EXKIVITY is a small-molecule tyrosine kinase inhibitor (TKI) designed to selectively target EGFR Exon20 insertion mutations. It received FDA premarket approval on Sept. 15, 2021 for the treatment of adult patients with locally advanced or metastatic non-small cell lung cancer (NSCLC) with EGFR Exon20 insertion mutations. These are patients whose disease has progressed on or after platinum-based chemotherapy. This indication received FDA premarket approval under Accelerated Approval based on overall response rate and duration of response demonstrated in the platinum-pretreated population of the Phase 1/2 trial of EXKIVITY. Continued approval for this indication may be contingent upon verification and description of clinical benefit in a confirmatory trial.

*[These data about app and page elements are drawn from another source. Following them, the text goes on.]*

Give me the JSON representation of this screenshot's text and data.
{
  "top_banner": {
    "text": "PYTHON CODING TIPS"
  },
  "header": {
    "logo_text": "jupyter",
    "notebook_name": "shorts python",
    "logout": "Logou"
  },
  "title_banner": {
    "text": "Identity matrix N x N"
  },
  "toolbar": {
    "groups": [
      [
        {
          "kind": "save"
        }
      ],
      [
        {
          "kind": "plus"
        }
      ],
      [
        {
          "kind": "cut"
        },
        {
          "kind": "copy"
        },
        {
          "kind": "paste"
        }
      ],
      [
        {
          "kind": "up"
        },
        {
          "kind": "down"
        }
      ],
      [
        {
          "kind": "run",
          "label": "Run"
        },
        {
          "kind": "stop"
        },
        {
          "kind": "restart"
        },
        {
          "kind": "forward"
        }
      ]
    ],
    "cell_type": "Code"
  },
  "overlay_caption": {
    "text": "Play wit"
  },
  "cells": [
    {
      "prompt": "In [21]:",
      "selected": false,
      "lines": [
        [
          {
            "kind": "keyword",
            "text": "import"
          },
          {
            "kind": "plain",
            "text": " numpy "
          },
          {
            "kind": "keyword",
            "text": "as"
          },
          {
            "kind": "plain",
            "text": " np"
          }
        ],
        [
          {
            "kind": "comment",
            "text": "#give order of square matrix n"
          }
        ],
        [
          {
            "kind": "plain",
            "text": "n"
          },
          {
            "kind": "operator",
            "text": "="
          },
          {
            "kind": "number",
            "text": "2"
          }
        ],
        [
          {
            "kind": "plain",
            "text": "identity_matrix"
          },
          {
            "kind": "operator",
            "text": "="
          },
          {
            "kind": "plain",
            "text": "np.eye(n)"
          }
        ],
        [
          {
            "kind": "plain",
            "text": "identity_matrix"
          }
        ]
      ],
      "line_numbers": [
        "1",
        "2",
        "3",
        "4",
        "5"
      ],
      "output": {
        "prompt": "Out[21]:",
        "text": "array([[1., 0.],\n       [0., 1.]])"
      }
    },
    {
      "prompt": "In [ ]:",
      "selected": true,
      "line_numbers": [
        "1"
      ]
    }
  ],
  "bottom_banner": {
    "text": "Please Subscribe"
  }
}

“Without proper and timely diagnoses, patients with EGFR Exon20 insertion mutations don’t have access to therapies that can most effectively treat their disease,” says Dion Warren, vice president and head of U.S. Oncology Business Unit at Takeda Oncology. “We’re pleased to partner with Thermo Fisher to identify and address the unmet needs of patients with this rare cancer.”
Lung cancer is the leading cause of cancer death among both men and women in the U.S. and non-small cell lung cancer accounts for about 80% to 85% of all lung cancer cases. Additionally, EGFR-positive mutations are observed in up to 18% of lung cancer cases in the U.S., offering an opportunity to identify and group patients based on this biomarker. While EGFR mutations are an important therapeutic target, there is a gap in therapies available for EGFR Exon20 insertion mutations, which affects approximately 1-2% of patients with NSCLC.
Conventional PCR methods can miss 50% or more of EGFR Exon20 insertion mutations, thus prompting diagnostic molecular testing with next-generation sequencing (NGS) technology. Testing with NGS is important for early identification and appropriate characterization of tested patients. The FDA premarket approval of the Oncomine will allow for companion testing.
“EXKIVITY offers new hope to previously treated patients with mNSCLC and EGFR Exon20 insertion mutations, who usually do not respond well to other available treatments,” says Garret Hampton, president, Clinical Next-Generation Sequencing and Oncology at Thermo Fisher Scientific. “FDA approval of the Oncomine Dx Target Test as a companion diagnostic for EXKIVITY will allow clinicians to identify key biomarkers in patients who could benefit from this targeted therapy. Working closely with Takeda to scale the clinical adoption of the test as a companion diagnostic for EXKIVITY is an important next step to enabling precision medicine and potentially improving outcomes of lung cancer patients.”